In our center, toxic substance tests using mass spectrometers（Gas Chromatography and Mass Spectroscopy [GC/MS], Liquid Chromatography-Tandem Mass Spectrometry [LC/MS/MS], Liquid Chromatography-Quadruple Time of Flight Mass Spectrometry [LC/QTOF-MS]） were performed for all bodies, and specimens were obtained. Furthermore, we performed toxic substance tests as requested by the UT and the IUHW according to the cooperation agreement. The main drugs detected in 2019 are mentioned in the table (Table 16).
Clinical forensic medicine
Based on requests from child consultation centers, our center was involved in reporting child abuse and domestic violence. In 2019, we recorded 68 cases of child abuse and domestic violence. Additionally, the Chiba District Public Prosecutor’s Office and the Chiba Prefectural Police Department referred a total of 30 cases with injuries to our center. We submitted reports or responded to the inquiries of each organization that approached us. We established a Clinical Forensic Medicine Outpatient Department for pediatric patients at Chiba University Hospital in July 2018. We have improved our evaluation system in collaboration with the Department of Forensic Medicine and the Department of Pediatrics at the University Hospital. Moreover, we have upgraded our evaluation system, and in collaboration with other specialized divisions, we are involved in investigation of abuse-induced injuries.
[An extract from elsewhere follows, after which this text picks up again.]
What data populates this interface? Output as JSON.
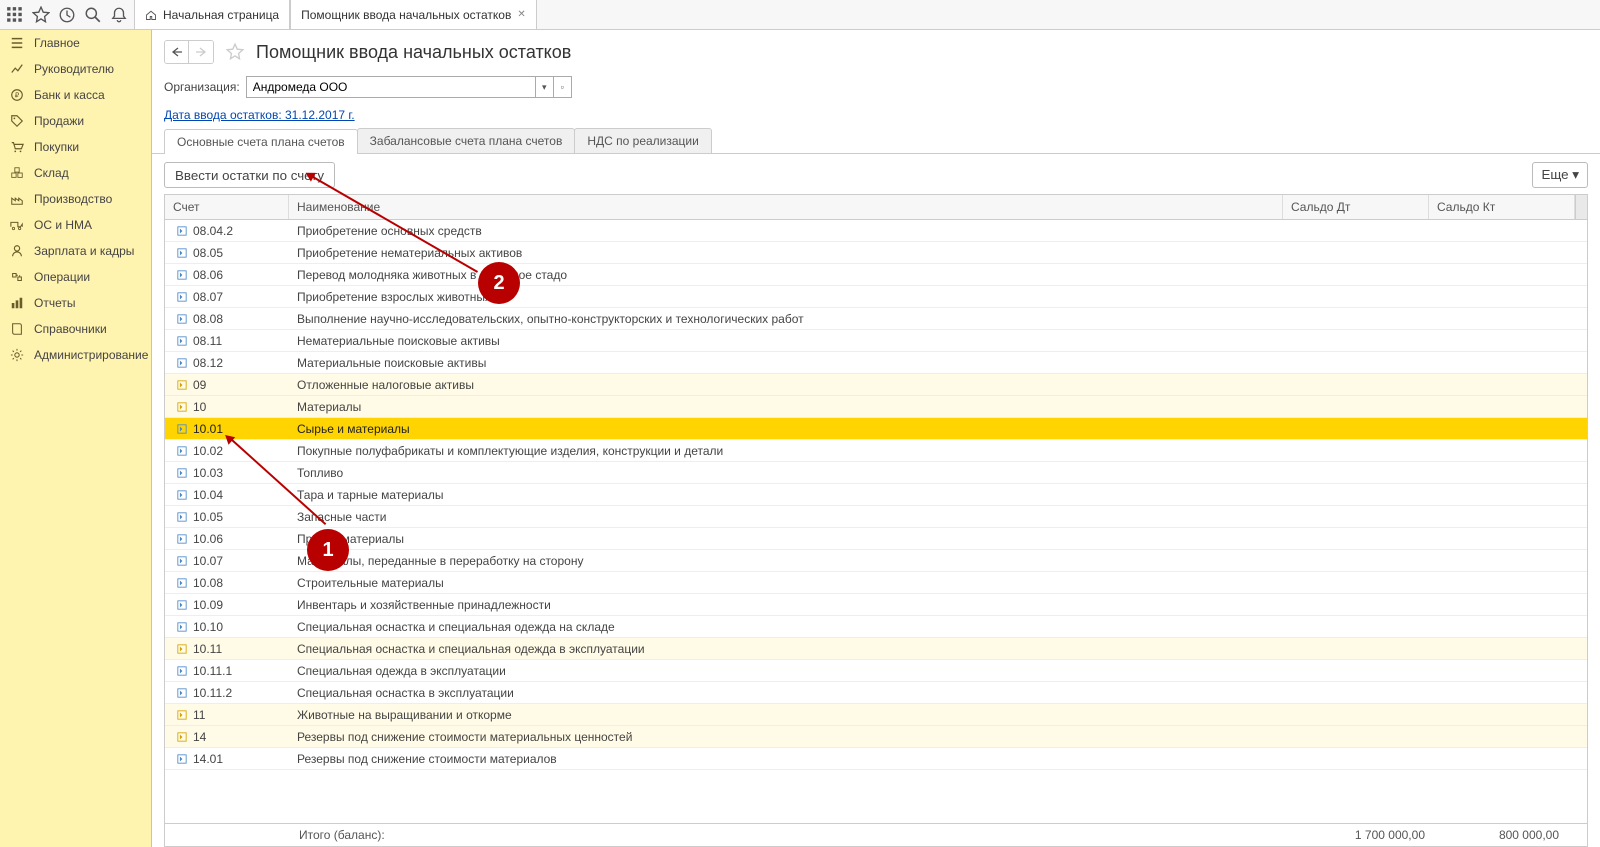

Chiba Child Death Reviews
At the 11th meeting in January, in addition to two case studies, we introduced a case of administrative autopsy, before which the forensic pathologist explained the need for the autopsy and the procedure to the bereaved family We sponsored a case study group of participating facilities in Chiba Prefecture for research regarding feasibility verification for the establishment of a registration and CDR system for child death cases, by the Japan Pediatric Society Child Death Registration Review Committee.
At the 12th meeting in May, we organized a study session on the Basic Act on the Promotion of Death Investigation and homicide-suicide (homicidal death followed by suicide). Additionally, in three autopsy cases, death was attributed to the actions of a perpetrator with a suspected psychiatric illness. Medical and social backgrounds were discussed in these cases.
At the 13th meeting in September, we delivered a lecture discussing the role of the CDR performed by the Department of Forensic Medicine, Kyoto University. We performed a study of three cases of homicide-suicide involving parents with childcare neurosis, improper parenting skills, and mental illness and primarily focused on the social background of these individuals.
Disaster victim identification training
In June 2019, we organized an emergency preparedness training program for large-scale disasters (the Disaster Victim Identification drill), at the School of Medicine, International Medical and Welfare University newly established in Narita City. Considering flood damage including landslides and inundation, we arranged bereaved family training that included local government staff (which was implemented for the first time). Approximately 100 participants attended this program and received training regarding disaster preparedness and response activities.